[Data under study Boundary: Start]
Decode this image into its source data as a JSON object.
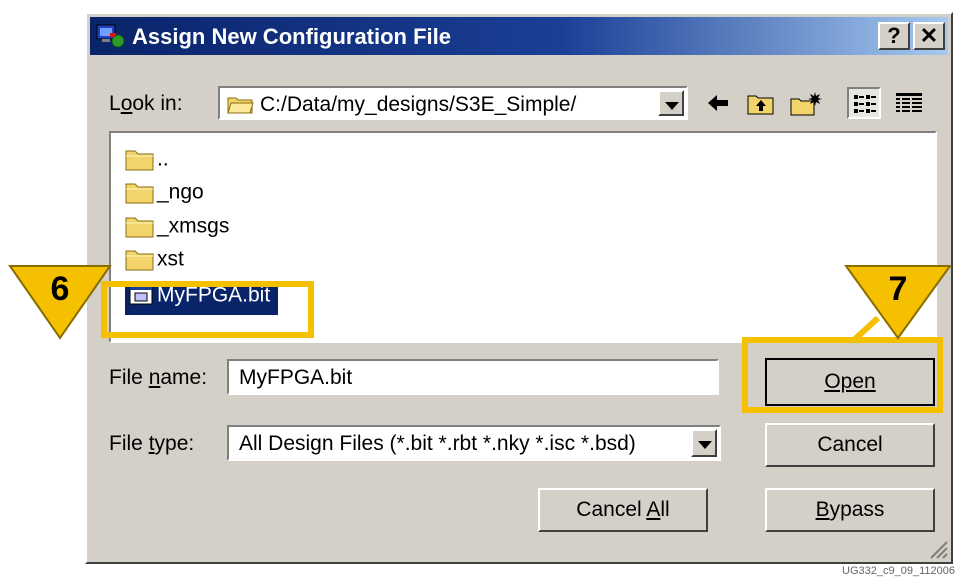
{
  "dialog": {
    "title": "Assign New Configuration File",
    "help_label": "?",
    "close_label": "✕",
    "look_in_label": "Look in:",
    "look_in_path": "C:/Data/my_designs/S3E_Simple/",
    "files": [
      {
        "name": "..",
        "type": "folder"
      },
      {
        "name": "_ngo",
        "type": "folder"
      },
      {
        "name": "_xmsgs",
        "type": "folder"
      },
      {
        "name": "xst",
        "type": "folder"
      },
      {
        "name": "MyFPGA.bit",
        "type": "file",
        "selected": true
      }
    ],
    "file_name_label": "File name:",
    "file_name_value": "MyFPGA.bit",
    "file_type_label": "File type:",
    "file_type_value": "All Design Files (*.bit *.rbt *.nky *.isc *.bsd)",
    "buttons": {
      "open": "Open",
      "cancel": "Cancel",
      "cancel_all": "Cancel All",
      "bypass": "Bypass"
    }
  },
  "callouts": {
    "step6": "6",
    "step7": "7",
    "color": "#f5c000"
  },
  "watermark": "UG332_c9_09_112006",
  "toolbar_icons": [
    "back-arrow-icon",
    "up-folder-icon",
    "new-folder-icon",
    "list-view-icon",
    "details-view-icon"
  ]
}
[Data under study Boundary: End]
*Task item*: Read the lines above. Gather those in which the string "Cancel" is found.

*Solution for this problem*:
      "cancel": "Cancel",
      "cancel_all": "Cancel All",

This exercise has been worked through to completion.